Have you ever thought you’d associate chocolate with a gorilla playing drums to Phil Collins? Well, back in 2007, Cadbury’s did just that with this TV advertisement example! After coming out of a Salmonella outbreak, Cadbury’s needed to ”get back the love” and re-engage with its audience, young and old. And this is exactly what they did.
Apparently, this ad drove a 7 per cent increase in sales. In the first week, the advert was shared half a million times on YouTube. As one of the nation’s all-time favourite TV advert, the iconic 2007 90-second Cadbury Dairy Milk ad features a gorilla in an empty rehearsal studio, playing the drums to Phil Collins’ classic “In the Air Tonight”. This just goes to show that sometimes an ad can be out of the ordinary and not related to the product, and connecting to the audience on an emotional level can be just as effective. Hitting just the right notes with your ad could even make it one of the most famous ads on TV!
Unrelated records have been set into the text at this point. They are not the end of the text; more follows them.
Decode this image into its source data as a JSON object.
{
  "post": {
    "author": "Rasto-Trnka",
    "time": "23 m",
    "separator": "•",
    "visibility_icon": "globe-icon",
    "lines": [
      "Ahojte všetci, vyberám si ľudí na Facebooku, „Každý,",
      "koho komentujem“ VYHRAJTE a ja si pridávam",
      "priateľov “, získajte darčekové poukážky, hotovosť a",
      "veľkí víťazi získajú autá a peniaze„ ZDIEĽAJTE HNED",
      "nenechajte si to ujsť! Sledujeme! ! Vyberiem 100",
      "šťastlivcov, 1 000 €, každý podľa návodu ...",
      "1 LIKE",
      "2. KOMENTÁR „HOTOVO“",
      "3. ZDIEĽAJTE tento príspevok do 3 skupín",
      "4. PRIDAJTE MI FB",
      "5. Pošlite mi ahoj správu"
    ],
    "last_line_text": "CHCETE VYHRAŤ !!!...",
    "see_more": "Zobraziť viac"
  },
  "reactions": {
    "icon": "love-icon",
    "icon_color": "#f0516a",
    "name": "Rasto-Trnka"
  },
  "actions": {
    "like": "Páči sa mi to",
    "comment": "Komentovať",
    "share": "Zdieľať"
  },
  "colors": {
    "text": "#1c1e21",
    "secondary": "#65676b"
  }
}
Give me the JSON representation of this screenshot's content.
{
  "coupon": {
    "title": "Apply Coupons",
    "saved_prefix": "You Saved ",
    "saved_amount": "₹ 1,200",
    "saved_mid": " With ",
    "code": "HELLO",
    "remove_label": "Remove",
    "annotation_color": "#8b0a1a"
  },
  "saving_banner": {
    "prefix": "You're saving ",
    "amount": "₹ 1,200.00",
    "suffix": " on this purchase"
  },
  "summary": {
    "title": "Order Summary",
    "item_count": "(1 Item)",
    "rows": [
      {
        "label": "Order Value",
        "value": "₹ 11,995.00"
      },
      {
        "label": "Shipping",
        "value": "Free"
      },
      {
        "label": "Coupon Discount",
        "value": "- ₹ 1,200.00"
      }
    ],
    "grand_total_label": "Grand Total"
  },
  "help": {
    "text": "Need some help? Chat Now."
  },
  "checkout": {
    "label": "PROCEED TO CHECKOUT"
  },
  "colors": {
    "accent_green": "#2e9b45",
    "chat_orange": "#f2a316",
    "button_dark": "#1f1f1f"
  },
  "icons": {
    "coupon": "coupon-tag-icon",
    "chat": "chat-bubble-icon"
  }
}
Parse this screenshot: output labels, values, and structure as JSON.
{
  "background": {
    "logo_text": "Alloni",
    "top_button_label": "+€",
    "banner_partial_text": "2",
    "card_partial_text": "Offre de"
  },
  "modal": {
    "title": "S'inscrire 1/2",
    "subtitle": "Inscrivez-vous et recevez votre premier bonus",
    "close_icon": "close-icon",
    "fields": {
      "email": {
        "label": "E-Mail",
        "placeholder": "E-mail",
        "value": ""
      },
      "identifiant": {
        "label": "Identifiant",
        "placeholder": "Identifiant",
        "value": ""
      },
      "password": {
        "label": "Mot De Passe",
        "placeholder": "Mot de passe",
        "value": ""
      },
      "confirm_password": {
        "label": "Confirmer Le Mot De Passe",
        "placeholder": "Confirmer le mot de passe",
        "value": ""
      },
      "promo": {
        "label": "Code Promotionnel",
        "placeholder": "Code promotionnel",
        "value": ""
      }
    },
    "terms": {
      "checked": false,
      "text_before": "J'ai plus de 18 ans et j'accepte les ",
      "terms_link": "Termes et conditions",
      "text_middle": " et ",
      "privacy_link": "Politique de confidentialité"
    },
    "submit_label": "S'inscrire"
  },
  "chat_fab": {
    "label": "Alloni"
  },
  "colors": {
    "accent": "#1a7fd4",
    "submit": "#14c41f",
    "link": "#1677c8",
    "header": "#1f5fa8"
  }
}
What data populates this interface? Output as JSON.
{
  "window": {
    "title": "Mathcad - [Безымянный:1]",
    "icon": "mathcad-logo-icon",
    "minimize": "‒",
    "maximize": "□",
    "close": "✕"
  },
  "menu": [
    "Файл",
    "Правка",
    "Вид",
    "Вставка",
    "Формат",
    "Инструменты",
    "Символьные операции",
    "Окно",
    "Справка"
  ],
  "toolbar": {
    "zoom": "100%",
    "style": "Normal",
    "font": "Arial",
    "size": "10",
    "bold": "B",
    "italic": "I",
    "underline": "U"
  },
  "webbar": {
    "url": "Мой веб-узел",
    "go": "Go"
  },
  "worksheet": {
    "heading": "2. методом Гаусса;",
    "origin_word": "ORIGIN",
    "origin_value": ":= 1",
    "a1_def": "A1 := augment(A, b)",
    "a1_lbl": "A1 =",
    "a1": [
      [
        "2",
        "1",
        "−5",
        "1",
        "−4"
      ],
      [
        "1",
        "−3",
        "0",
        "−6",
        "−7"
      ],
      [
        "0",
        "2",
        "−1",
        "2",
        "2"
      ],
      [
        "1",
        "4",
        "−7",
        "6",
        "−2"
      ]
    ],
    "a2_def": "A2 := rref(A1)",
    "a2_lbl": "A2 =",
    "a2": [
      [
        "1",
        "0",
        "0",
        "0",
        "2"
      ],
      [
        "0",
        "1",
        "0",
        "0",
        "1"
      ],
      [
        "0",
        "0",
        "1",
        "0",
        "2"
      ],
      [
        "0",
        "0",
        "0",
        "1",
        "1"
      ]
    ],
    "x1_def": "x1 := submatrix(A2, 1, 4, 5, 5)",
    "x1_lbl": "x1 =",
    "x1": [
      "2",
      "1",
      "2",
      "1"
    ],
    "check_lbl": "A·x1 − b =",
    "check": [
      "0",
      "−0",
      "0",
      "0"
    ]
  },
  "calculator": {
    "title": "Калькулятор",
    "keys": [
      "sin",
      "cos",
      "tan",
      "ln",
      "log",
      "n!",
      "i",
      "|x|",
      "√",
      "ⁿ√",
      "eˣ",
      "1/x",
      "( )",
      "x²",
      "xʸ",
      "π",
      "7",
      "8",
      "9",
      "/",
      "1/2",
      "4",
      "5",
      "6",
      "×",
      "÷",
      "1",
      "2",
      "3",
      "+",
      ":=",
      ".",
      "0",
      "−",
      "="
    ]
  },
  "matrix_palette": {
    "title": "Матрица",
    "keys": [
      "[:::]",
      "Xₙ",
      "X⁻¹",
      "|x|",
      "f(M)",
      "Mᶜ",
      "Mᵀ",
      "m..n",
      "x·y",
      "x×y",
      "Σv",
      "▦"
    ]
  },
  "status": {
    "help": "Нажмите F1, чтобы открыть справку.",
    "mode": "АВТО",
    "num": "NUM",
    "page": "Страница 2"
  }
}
Even as far back as 1988, TV commercials have had a way into our hearts and minds, with impressions that have lasted decades. The imprint that TV advertising places upon us is something that doesn’t seem to be easily replicated by any other form of advertising, making TV ads an incredible instrument to use within anyone’s marketing campaign. This is especially true when combined with other marketing avenues like online advertising and social.
Ready to utilise the incredible benefits of TV advertising? Want to create the next famous ads on TV? Make sure you get in touch with a professional TV ad agency. Engaging with the right agency will definitely help you in realising the fullest potential of a TV commercial for your next marketing campaign.
Do you want to know more about how we can help with your TV advertising? If so, give us a call on 01582 881144, drop us a line at firstname.lastname@example.org or through our web form on our Contact Page. We’d love to chat.